Academic Minute from 9.25 – 9.29
Monday, September 25th
Simon Haeder – West Virginia University
Lessons From the Past on Healthcare
Simon F. Haeder is an Assistant Professor in the Department of Political Science in the John D. Rockefeller IV School of Policy & Politics at West Virginia University. His teaching and research interests include the public policymaking process, regulatory politics, lobbying and interest group politics, and healthcare policy. His most recent work has been published in the American Political Science Review, the Journal of Policy History, Health Affairs, the Journal of the American Medical Association, and the Journal of Health Politics, Policy and Law.
Tuesday, September 26th
Abraham Rutchick – California State University
Killing From Afar
Abe Rutchick is an Associate Professor of Psychology at California State University, Northridge. He received his BS (1999) from Tufts University and his MS (2003) and PhD (2005) from the University of California, Santa Barbara. When he’s not working, Abe is usually spending time with his wife and 2-year-old son, concocting fancy cocktails, playing poker, or watching Boston sports teams win championships.
Wednesday, September 27th
Fred Chen – Wake Forest University
Synthetic Rhino Horns
Wake Forest economist Fred Chen takes an interdisciplinary approach to a variety of subjects in his research, applying foundational economic concepts to study topics like animal conservation, epidemiology or biology. Much of his research focuses on examining how human behavior, but his interest in conservation led him to analyze how the creation of synthetic rhino horns can impact rhino poaching.
Thursday, September 28th
Robert Garland – Colgate University
Refugees Past and Present
Dr. Robert S.J. Garland is the Roy D. and Margaret B. Wooster Professor of the Classics at Colgate University. He earned his B.A. in Classics from Manchester University, his M.A. in Classics from McMaster University, and his Ph.D. in Ancient History from University College London. A former Fulbright Scholar and recipient of the George Grote Ancient History Prize, Professor Garland has educated students and audiences at a variety of levels. In addition to teaching classics at Colgate University, he has taught English and Drama to secondary school students and lectured at universities throughout Britain as well as the British School of Archaeology in Athens. Professor Garland is the author of numerous articles in both academic and popular journals and books capturing details of all aspects of ancient Greek and Roman life, including The Greek Way of Life: From Conception to Old Age; Introducing New Gods: The Politics of Athenian Religion; and Daily Life of the Ancient Greeks. His expertise has been featured in The History Channel’s Last Stand of the 300, and he has repeatedly served as a consultant for educational film companies.

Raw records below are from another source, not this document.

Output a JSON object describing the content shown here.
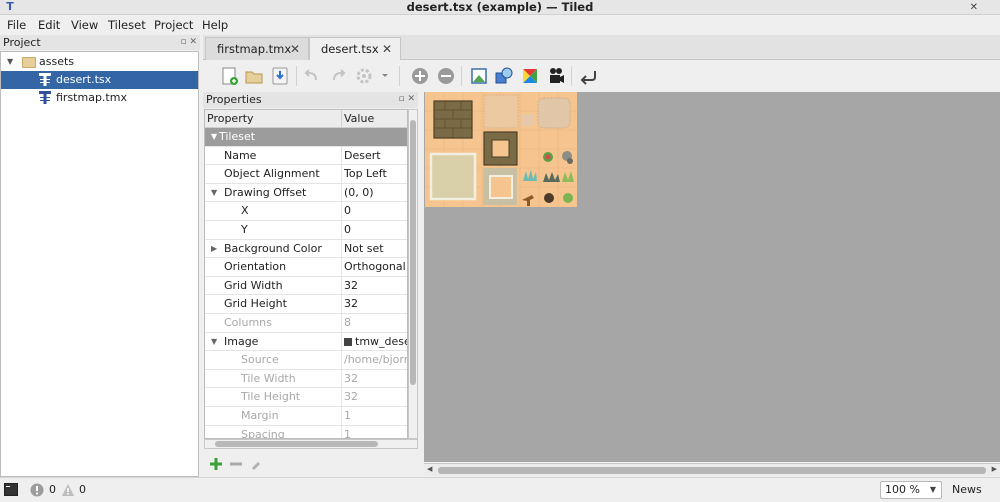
{
  "window": {
    "title": "desert.tsx (example) — Tiled",
    "close_glyph": "✕"
  },
  "menu": [
    "File",
    "Edit",
    "View",
    "Tileset",
    "Project",
    "Help"
  ],
  "project": {
    "title": "Project",
    "items": [
      {
        "label": "assets",
        "type": "folder",
        "expanded": true
      },
      {
        "label": "desert.tsx",
        "type": "tileset",
        "selected": true
      },
      {
        "label": "firstmap.tmx",
        "type": "map",
        "selected": false
      }
    ]
  },
  "tabs": [
    {
      "label": "firstmap.tmx",
      "active": false
    },
    {
      "label": "desert.tsx",
      "active": true
    }
  ],
  "toolbar": {
    "icons": [
      "new-tileset-icon",
      "open-icon",
      "save-icon",
      "undo-icon",
      "redo-icon",
      "settings-icon",
      "add-tiles-icon",
      "remove-tiles-icon",
      "edit-terrain-icon",
      "edit-collision-icon",
      "wang-sets-icon",
      "animation-icon",
      "back-icon"
    ]
  },
  "properties": {
    "title": "Properties",
    "columns": [
      "Property",
      "Value"
    ],
    "rows": [
      {
        "name": "Tileset",
        "value": "",
        "kind": "section"
      },
      {
        "name": "Name",
        "value": "Desert",
        "kind": "normal"
      },
      {
        "name": "Object Alignment",
        "value": "Top Left",
        "kind": "normal"
      },
      {
        "name": "Drawing Offset",
        "value": "(0, 0)",
        "kind": "expanded"
      },
      {
        "name": "X",
        "value": "0",
        "kind": "child"
      },
      {
        "name": "Y",
        "value": "0",
        "kind": "child"
      },
      {
        "name": "Background Color",
        "value": "Not set",
        "kind": "collapsed"
      },
      {
        "name": "Orientation",
        "value": "Orthogonal",
        "kind": "normal"
      },
      {
        "name": "Grid Width",
        "value": "32",
        "kind": "normal"
      },
      {
        "name": "Grid Height",
        "value": "32",
        "kind": "normal"
      },
      {
        "name": "Columns",
        "value": "8",
        "kind": "dim"
      },
      {
        "name": "Image",
        "value": "tmw_desert",
        "kind": "expanded"
      },
      {
        "name": "Source",
        "value": "/home/bjorn/",
        "kind": "dimchild"
      },
      {
        "name": "Tile Width",
        "value": "32",
        "kind": "dimchild"
      },
      {
        "name": "Tile Height",
        "value": "32",
        "kind": "dimchild"
      },
      {
        "name": "Margin",
        "value": "1",
        "kind": "dimchild"
      },
      {
        "name": "Spacing",
        "value": "1",
        "kind": "dimchild"
      }
    ]
  },
  "status": {
    "errors": "0",
    "warnings": "0",
    "zoom": "100 %",
    "news": "News"
  },
  "colors": {
    "selection": "#3465a4",
    "section_header": "#9c9c9c",
    "canvas_bg": "#a6a6a6",
    "sand": "#f6c48e"
  }
}
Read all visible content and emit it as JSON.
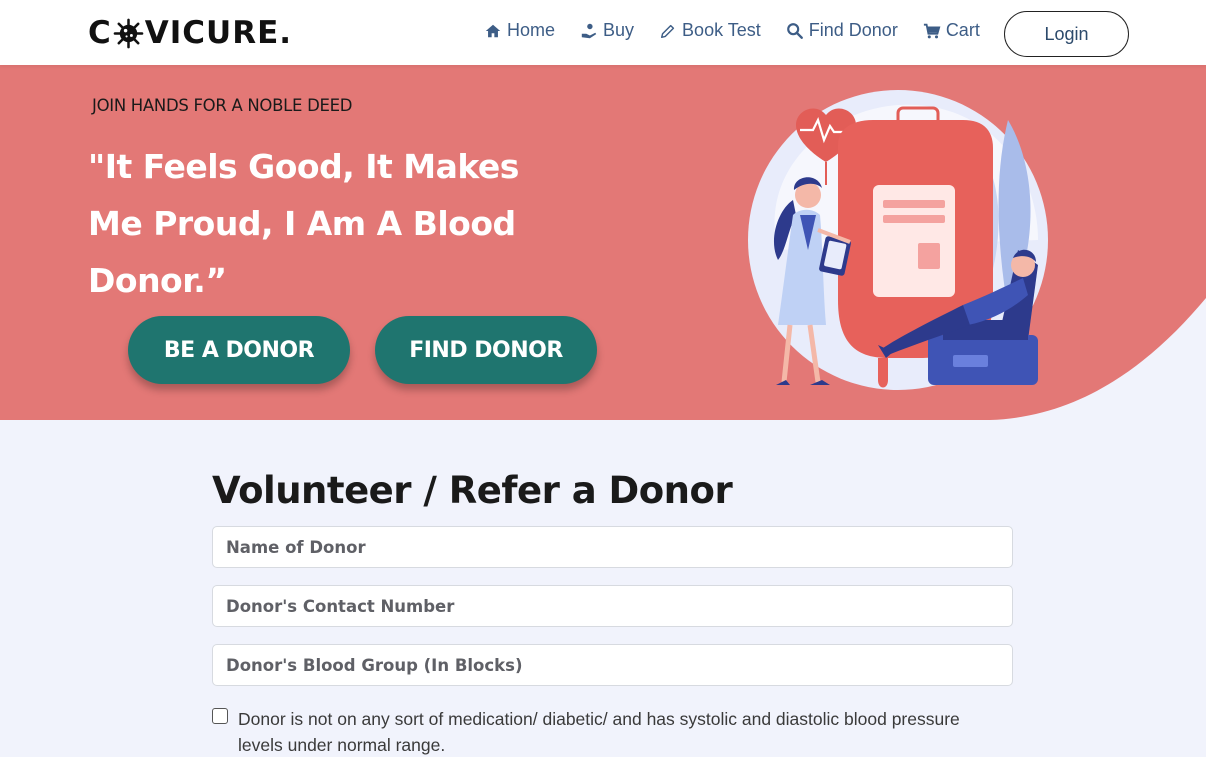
{
  "brand": {
    "logo_prefix": "C",
    "logo_suffix": "VICURE.",
    "logo_icon": "virus-icon"
  },
  "nav": {
    "items": [
      {
        "label": "Home",
        "icon": "home-icon"
      },
      {
        "label": "Buy",
        "icon": "hand-coin-icon"
      },
      {
        "label": "Book Test",
        "icon": "pencil-icon"
      },
      {
        "label": "Find Donor",
        "icon": "search-icon"
      },
      {
        "label": "Cart",
        "icon": "cart-icon"
      }
    ],
    "login_label": "Login"
  },
  "hero": {
    "tagline": "JOIN HANDS FOR A NOBLE DEED",
    "quote_line1": "\"It Feels Good, It Makes",
    "quote_line2": "Me Proud, I Am A Blood",
    "quote_line3": "Donor.”",
    "btn_donor": "BE A DONOR",
    "btn_find": "FIND DONOR"
  },
  "form": {
    "title": "Volunteer / Refer a Donor",
    "name_placeholder": "Name of Donor",
    "contact_placeholder": "Donor's Contact Number",
    "blood_placeholder": "Donor's Blood Group (In Blocks)",
    "checkbox_label": "Donor is not on any sort of medication/ diabetic/ and has systolic and diastolic blood pressure levels under normal range."
  },
  "colors": {
    "hero_bg": "#e37876",
    "button_teal": "#1f756f",
    "nav_text": "#3d5d86",
    "page_bg": "#f1f3fc"
  }
}
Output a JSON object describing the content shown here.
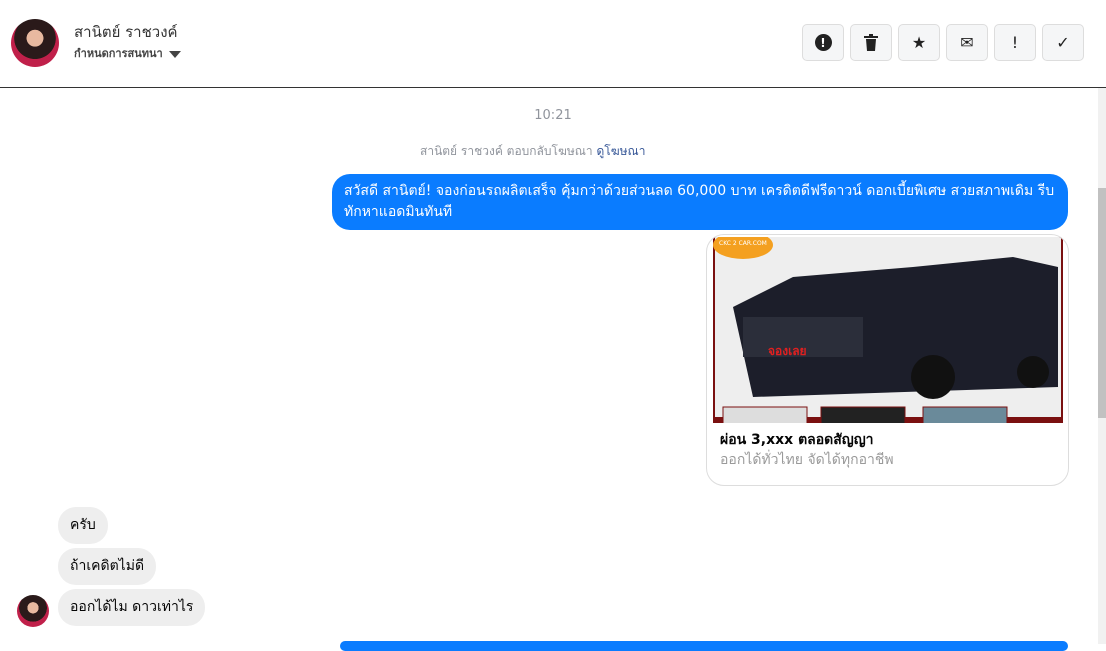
{
  "header": {
    "name": "สานิตย์ ราชวงค์",
    "subtitle": "กำหนดการสนทนา",
    "buttons": [
      {
        "name": "report",
        "icon": "alert-circle-icon",
        "label": "!"
      },
      {
        "name": "delete",
        "icon": "trash-icon"
      },
      {
        "name": "star",
        "icon": "star-icon",
        "label": "★"
      },
      {
        "name": "mark-unread",
        "icon": "envelope-icon",
        "label": "✉"
      },
      {
        "name": "spam",
        "icon": "exclamation-icon",
        "label": "!"
      },
      {
        "name": "done",
        "icon": "check-icon",
        "label": "✓"
      }
    ]
  },
  "thread": {
    "time": "10:21",
    "notice": "สานิตย์ ราชวงค์ ตอบกลับโฆษณา",
    "notice_link": "ดูโฆษณา",
    "outgoing": "สวัสดี สานิตย์! จองก่อนรถผลิตเสร็จ คุ้มกว่าด้วยส่วนลด 60,000 บาท เครดิตดีฟรีดาวน์ ดอกเบี้ยพิเศษ สวยสภาพเดิม รีบทักหาแอดมินทันที",
    "card": {
      "title": "ผ่อน 3,xxx ตลอดสัญญา",
      "subtitle": "ออกได้ทั่วไทย จัดได้ทุกอาชีพ",
      "logo": "CKC 2 CAR.COM",
      "sticker": "จองเลย"
    },
    "incoming": [
      "ครับ",
      "ถ้าเคดิตไม่ดี",
      "ออกได้ไม ดาวเท่าไร"
    ]
  },
  "colors": {
    "accent": "#0a7cff",
    "incoming_bg": "#eeeeee"
  }
}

Friday, September 29th
Peter Neal Peregrine – Lawrence University
Peter Neal Peregrine is an archaeologist who specializes in comparative research using archaeological data. His research focuses on the evolution of social complexity and social resilience to disasters. He is the author of more than 100 articles and 19 books, including the widely used textbooks Anthropology and Archaeological Research: A Brief Introduction.